## Task statement
All of the entries are to be printed exactly as they appear.

## Material for this exercise

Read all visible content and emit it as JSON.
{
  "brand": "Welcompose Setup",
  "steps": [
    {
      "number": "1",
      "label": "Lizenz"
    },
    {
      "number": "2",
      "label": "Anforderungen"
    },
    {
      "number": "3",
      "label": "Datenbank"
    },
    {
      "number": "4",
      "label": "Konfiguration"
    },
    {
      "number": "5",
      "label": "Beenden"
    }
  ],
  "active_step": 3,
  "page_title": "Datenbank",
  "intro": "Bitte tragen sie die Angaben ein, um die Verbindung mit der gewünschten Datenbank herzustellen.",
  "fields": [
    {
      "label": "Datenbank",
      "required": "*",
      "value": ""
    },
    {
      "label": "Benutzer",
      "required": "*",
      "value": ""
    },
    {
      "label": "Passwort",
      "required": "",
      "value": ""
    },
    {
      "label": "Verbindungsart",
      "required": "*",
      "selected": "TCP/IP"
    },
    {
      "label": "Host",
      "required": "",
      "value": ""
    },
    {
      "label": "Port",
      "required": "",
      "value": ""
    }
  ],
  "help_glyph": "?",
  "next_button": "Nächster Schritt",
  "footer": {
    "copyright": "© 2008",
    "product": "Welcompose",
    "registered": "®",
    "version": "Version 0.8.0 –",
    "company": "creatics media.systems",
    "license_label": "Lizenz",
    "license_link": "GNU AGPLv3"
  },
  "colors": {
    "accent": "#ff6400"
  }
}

## Solution below
Read all visible content and emit it as JSON.
{
  "brand": "Welcompose Setup",
  "steps": [
    {
      "number": "1",
      "label": "Lizenz"
    },
    {
      "number": "2",
      "label": "Anforderungen"
    },
    {
      "number": "3",
      "label": "Datenbank"
    },
    {
      "number": "4",
      "label": "Konfiguration"
    },
    {
      "number": "5",
      "label": "Beenden"
    }
  ],
  "active_step": 3,
  "page_title": "Datenbank",
  "intro": "Bitte tragen sie die Angaben ein, um die Verbindung mit der gewünschten Datenbank herzustellen.",
  "fields": [
    {
      "label": "Datenbank",
      "required": "*",
      "value": ""
    },
    {
      "label": "Benutzer",
      "required": "*",
      "value": ""
    },
    {
      "label": "Passwort",
      "required": "",
      "value": ""
    },
    {
      "label": "Verbindungsart",
      "required": "*",
      "selected": "TCP/IP"
    },
    {
      "label": "Host",
      "required": "",
      "value": ""
    },
    {
      "label": "Port",
      "required": "",
      "value": ""
    }
  ],
  "help_glyph": "?",
  "next_button": "Nächster Schritt",
  "footer": {
    "copyright": "© 2008",
    "product": "Welcompose",
    "registered": "®",
    "version": "Version 0.8.0 –",
    "company": "creatics media.systems",
    "license_label": "Lizenz",
    "license_link": "GNU AGPLv3"
  },
  "colors": {
    "accent": "#ff6400"
  }
}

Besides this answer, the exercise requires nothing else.